In the summer of 1889, young Southern belle Florence Maybrick stood trial for the alleged arsenic poisoning of her much older husband, Liverpool cotton merchant James Maybrick.
'The Maybrick Mystery' had all the makings of a sensation: a pretty, flirtatious young girl; resentful, gossiping servants; rumours of gambling and debt; and torrid mutual infidelity. The case cracked the varnish of Victorian respectability, shocking and exciting the public in equal measure as they clambered to read the latest revelations of Florence's past and glimpse her likeness in Madame Tussaud's.
Florence's fate was fiercely debated in the courtroom, on the front pages of the newspapers and in parlours and backyards across the country. Did she poison her husband? Was her previous infidelity proof of murderous intentions?
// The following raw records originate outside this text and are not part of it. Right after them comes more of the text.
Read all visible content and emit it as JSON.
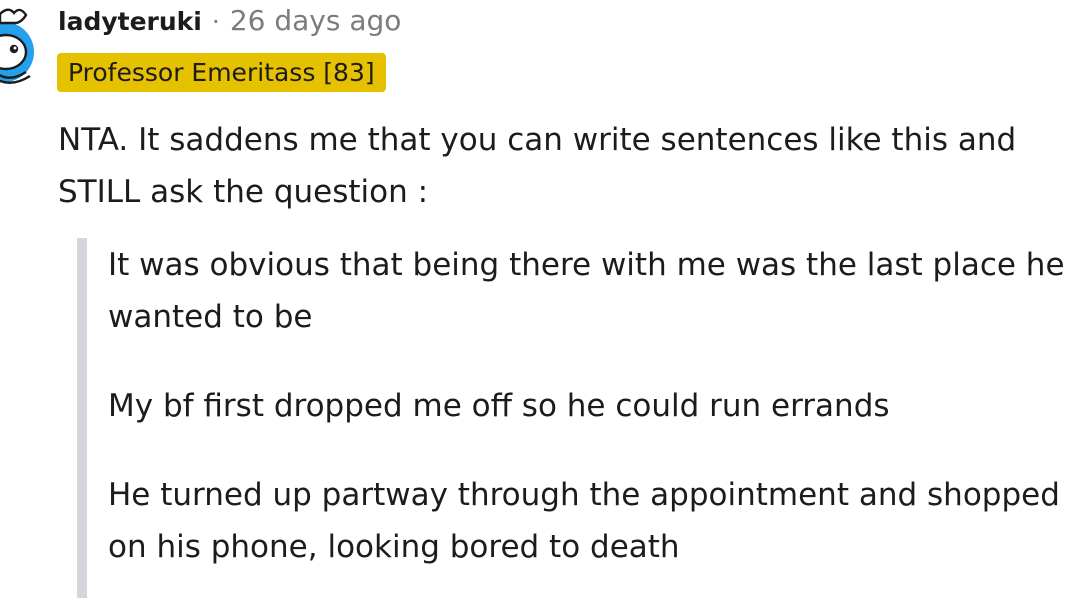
{
  "comment": {
    "username": "ladyteruki",
    "separator": "·",
    "timestamp": "26 days ago",
    "flair": "Professor Emeritass [83]",
    "body": "NTA. It saddens me that you can write sentences like this and STILL ask the question :",
    "quotes": [
      "It was obvious that being there with me was the last place he wanted to be",
      "My bf first dropped me off so he could run errands",
      "He turned up partway through the appointment and shopped on his phone, looking bored to death"
    ]
  },
  "colors": {
    "flair_background": "#e5c100",
    "quote_border": "#d3d6da",
    "avatar_blue": "#24a0ed",
    "meta_text": "#7c7c7c"
  },
  "icons": {
    "avatar": "snoo-avatar-icon"
  }
}
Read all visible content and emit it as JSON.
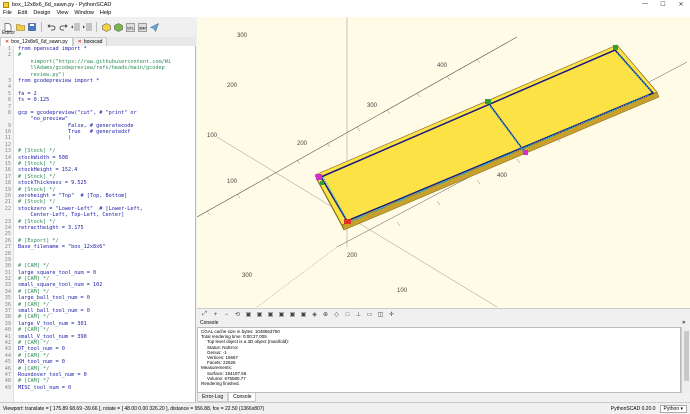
{
  "window": {
    "title": "box_12x8x6_6d_sawn.py - PythonSCAD",
    "minimize": "—",
    "maximize": "☐",
    "close": "✕"
  },
  "menu": [
    "File",
    "Edit",
    "Design",
    "View",
    "Window",
    "Help"
  ],
  "toolbar": {
    "icons": [
      "new-icon",
      "open-icon",
      "save-icon",
      "undo-icon",
      "redo-icon",
      "unindent-icon",
      "indent-icon",
      "preview-icon",
      "render-icon",
      "export-stl-icon",
      "export-3mf-icon",
      "send-icon"
    ]
  },
  "editor": {
    "label": "Editor",
    "tabs": [
      {
        "label": "box_12x8x6_6d_sawn.py",
        "active": true
      },
      {
        "label": "boxscad",
        "active": false
      }
    ],
    "lines": [
      {
        "n": "1",
        "t": "from openscad import *",
        "c": false
      },
      {
        "n": "2",
        "t": "#",
        "c": true
      },
      {
        "n": "",
        "t": "    nimport(\"https://raw.githubusercontent.com/Wi",
        "c": true
      },
      {
        "n": "",
        "t": "    llAdams/gcodepreview/refs/heads/main/gcodep",
        "c": true
      },
      {
        "n": "",
        "t": "    review.py\")",
        "c": true
      },
      {
        "n": "3",
        "t": "from gcodepreview import *",
        "c": false
      },
      {
        "n": "4",
        "t": "",
        "c": false
      },
      {
        "n": "5",
        "t": "fa = 2",
        "c": false
      },
      {
        "n": "6",
        "t": "fs = 0.125",
        "c": false
      },
      {
        "n": "7",
        "t": "",
        "c": false
      },
      {
        "n": "8",
        "t": "gcp = gcodepreview(\"cut\", # \"print\" or",
        "c": false
      },
      {
        "n": "",
        "t": "    \"no_preview\"",
        "c": false
      },
      {
        "n": "9",
        "t": "                False, # generatecode",
        "c": false
      },
      {
        "n": "10",
        "t": "                True   # generatedxf",
        "c": false
      },
      {
        "n": "11",
        "t": "                )",
        "c": false
      },
      {
        "n": "12",
        "t": "",
        "c": false
      },
      {
        "n": "13",
        "t": "# [Stock] */",
        "c": true
      },
      {
        "n": "14",
        "t": "stockWidth = 508",
        "c": false
      },
      {
        "n": "15",
        "t": "# [Stock] */",
        "c": true
      },
      {
        "n": "16",
        "t": "stockHeight = 152.4",
        "c": false
      },
      {
        "n": "17",
        "t": "# [Stock] */",
        "c": true
      },
      {
        "n": "18",
        "t": "stockThickness = 9.525",
        "c": false
      },
      {
        "n": "19",
        "t": "# [Stock] */",
        "c": true
      },
      {
        "n": "20",
        "t": "zeroheight = \"Top\"  # [Top, Bottom]",
        "c": false
      },
      {
        "n": "21",
        "t": "# [Stock] */",
        "c": true
      },
      {
        "n": "22",
        "t": "stockzero = \"Lower-Left\"  # [Lower-Left,",
        "c": false
      },
      {
        "n": "",
        "t": "    Center-Left, Top-Left, Center]",
        "c": false
      },
      {
        "n": "23",
        "t": "# [Stock] */",
        "c": true
      },
      {
        "n": "24",
        "t": "retractheight = 3.175",
        "c": false
      },
      {
        "n": "25",
        "t": "",
        "c": false
      },
      {
        "n": "26",
        "t": "# [Export] */",
        "c": true
      },
      {
        "n": "27",
        "t": "Base_filename = \"box_12x8x6\"",
        "c": false
      },
      {
        "n": "28",
        "t": "",
        "c": false
      },
      {
        "n": "29",
        "t": "",
        "c": false
      },
      {
        "n": "30",
        "t": "# [CAM] */",
        "c": true
      },
      {
        "n": "31",
        "t": "large_square_tool_num = 0",
        "c": false
      },
      {
        "n": "32",
        "t": "# [CAM] */",
        "c": true
      },
      {
        "n": "33",
        "t": "small_square_tool_num = 102",
        "c": false
      },
      {
        "n": "34",
        "t": "# [CAM] */",
        "c": true
      },
      {
        "n": "35",
        "t": "large_ball_tool_num = 0",
        "c": false
      },
      {
        "n": "36",
        "t": "# [CAM] */",
        "c": true
      },
      {
        "n": "37",
        "t": "small_ball_tool_num = 0",
        "c": false
      },
      {
        "n": "38",
        "t": "# [CAM] */",
        "c": true
      },
      {
        "n": "39",
        "t": "large_V_tool_num = 301",
        "c": false
      },
      {
        "n": "40",
        "t": "# [CAM] */",
        "c": true
      },
      {
        "n": "41",
        "t": "small_V_tool_num = 390",
        "c": false
      },
      {
        "n": "42",
        "t": "# [CAM] */",
        "c": true
      },
      {
        "n": "43",
        "t": "DT_tool_num = 0",
        "c": false
      },
      {
        "n": "44",
        "t": "# [CAM] */",
        "c": true
      },
      {
        "n": "45",
        "t": "KH_tool_num = 0",
        "c": false
      },
      {
        "n": "46",
        "t": "# [CAM] */",
        "c": true
      },
      {
        "n": "47",
        "t": "Roundover_tool_num = 0",
        "c": false
      },
      {
        "n": "48",
        "t": "# [CAM] */",
        "c": true
      },
      {
        "n": "49",
        "t": "MISC_tool_num = 0",
        "c": false
      }
    ]
  },
  "viewport": {
    "axis_labels": [
      "100",
      "200",
      "300",
      "400",
      "100",
      "200",
      "300",
      "400",
      "100",
      "200",
      "300"
    ]
  },
  "viewport_toolbar": {
    "icons": [
      "zoom-all-icon",
      "zoom-in-icon",
      "zoom-out-icon",
      "reset-view-icon",
      "view-right-icon",
      "view-top-icon",
      "view-bottom-icon",
      "view-left-icon",
      "view-front-icon",
      "view-back-icon",
      "view-diagonal-icon",
      "view-center-icon",
      "perspective-icon",
      "orthogonal-icon",
      "axes-icon",
      "scale-icon",
      "edges-icon",
      "crosshairs-icon"
    ]
  },
  "console": {
    "title": "Console",
    "close": "✕",
    "lines": [
      {
        "t": "CGAL cache size in bytes: 1048563750",
        "ind": false
      },
      {
        "t": "Total rendering time: 0:00:27.005",
        "ind": false
      },
      {
        "t": "Top level object is a 3D object (manifold):",
        "ind": true
      },
      {
        "t": "Status:    NoError",
        "ind": true
      },
      {
        "t": "Genus:      -1",
        "ind": true
      },
      {
        "t": "Vertices:    15667",
        "ind": true
      },
      {
        "t": "Facets:     22926",
        "ind": true
      },
      {
        "t": "Measurements:",
        "ind": false
      },
      {
        "t": "Surface: 184197.56",
        "ind": true
      },
      {
        "t": "Volume: 675580.77",
        "ind": true
      },
      {
        "t": "Rendering finished.",
        "ind": false
      }
    ]
  },
  "bottom_tabs": [
    {
      "label": "Error-Log",
      "active": false
    },
    {
      "label": "Console",
      "active": true
    }
  ],
  "statusbar": {
    "viewport": "Viewport: translate = [ 175.89 68.69 -39.66 ], rotate = [ 48.00 0.00 326.20 ], distance = 956.88, fov = 22.50 (1366x807)",
    "version": "PythonSCAD 0.20.0",
    "language": "Python ▾"
  }
}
Was James' own habit of self-medicating to blame for his demise?
Historian Kate Colquhoun recounts an utterly absorbing tale of addiction, deception and adultery that keeps you asking to the very last page, did she kill him?
476 ways to eat well with leftovers. This book is not about buying fresh, organic, sustainable, free-range ingredients. It’s about the bit that comes afterwards, the bit about eating it all up
In July 1864, Thomas Briggs was travelling home after visiting his niece and her husband for dinner. He entered a First Class carriage on the 9.45pm Hackney service of the North London railway. At Hackney, two bank clerks entered the carriage and discovered blood in the seat cushions; also on the floor, windows and sides of the carriage. A bloodstained hat was found on the seat along with a broken link from a watch chain.
The race to identify the killer and catch him as he flees on a boat to America was eagerly followed by citizens both sides of the Atlantic. Kate Colquhoun tells a gripping tale of a crime that shocked the nation.
The story of Britain through its cooking. TASTE tells a story as rich and diverse as a five-course dinner.
Biography of Joseph Paxton, English gardener and architect, best known for designing The Crystal Palace